Extraction of teeth is necessary if all attempts at fixing a given dental problem have failed and the tooth has suffered irreversible damage. It could include, among others, the following cases:
- Fractures of the tooth (a bit of the tooth breaks) or a fracture of the jaw
- Damage from deep tooth decay
- Jaw damage
- Advanced stage periodontitis
Easing pain following tooth extraction
The main option for easing the pain following the procedure is local anesthesia (injection) – with top teeth, individual teeth are injected while bottom teeth are subjected to conductive anesthesia ensuring numbness of a certain area. If an existing inflammation is present, the anesthesia only works at eighty to ninety percent of its strength and the patient can feel pain during the procedure. Further steps are then chosen based on whether the extraction is simple or advanced in nature.
Rules for post-extraction care are relatively simple:
- Do not wash out the area following extraction. Washing out could remove the blood clot, uncovering the bone tissue and possible causing inflammation (the blood clot serves as a natural plug and prevents food residue – eventually transforming into bone)
- For the first couple of hours, no food should be eaten – for a couple of days, the patient should not smoke
- Avoid hot drinks (can negatively affect swelling and cause bleeding) and alcohol
- Ease the pain with stronger anesthetics. First analgesics should be used while local anesthesia is still in effect
- Cool (not icy) compresses are advised
- Should a patient suffer from increased pain, fevers, swelling or any other related proble, the dentist should be contacted immediately
Removal of wisdom teeth

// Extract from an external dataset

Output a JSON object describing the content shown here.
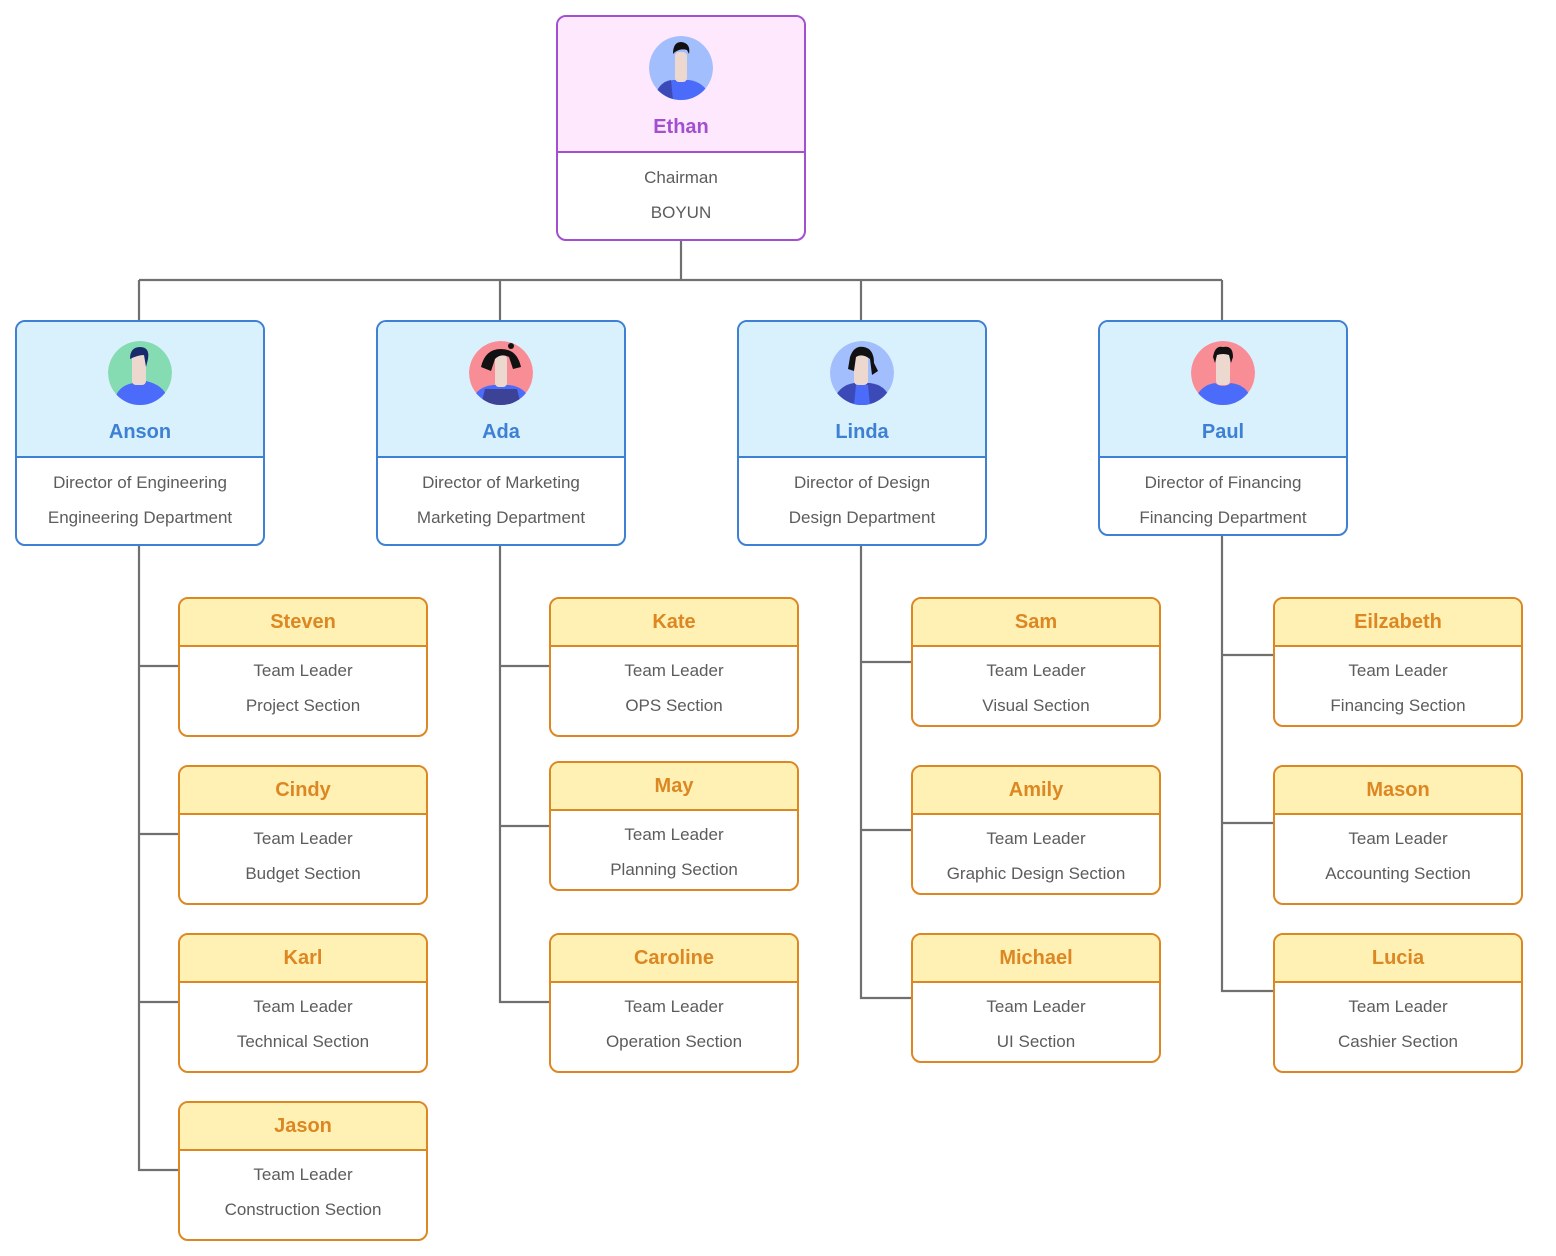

The need to remove wisdom teeth is common. The reason for the extraction could be that the eighth tooth (wisdom tooth) affects the seventh (can inflict pressure on it), does not allow for proper cleaning (increased chance of tooth decay) and causes inflammation. Wisdom teeth, also referred to as third molars often grow at an incorrect angle, only cut through the gum partially (semi-retention) or sometimes never cut through at all (retention). The surgical removal of these teeth is usually carried out under local anesthetic (to limit pain), or sometimes with the assistance of analgosedation (calming). At Canadian Medical Care, we apply 10ml of Markain, which ensures long term pain relief – some 10 to 12 hours following the procedure. Following the extraction of wisdom teeth (as opposed to other teeth), the wound is stitched-up, with the stitches being removed 5-7 days later. Without any complications, a patient is well within one week.
Further information about the removal of wisdom teeth can be provided by your dentist.
Removal of wisdom teeth under full anesthesia
The removal of wisdom teeth can be carried out under full anesthetics. However, there must be a good reason to do so – for example when all four teeth are removed at once based on the patient’s request. Alternatively, this applies when two teeth are anatomically placed in risk structures (for example deeply rooted bottom wisdom teeth). This procedure is carried out at specialized practices.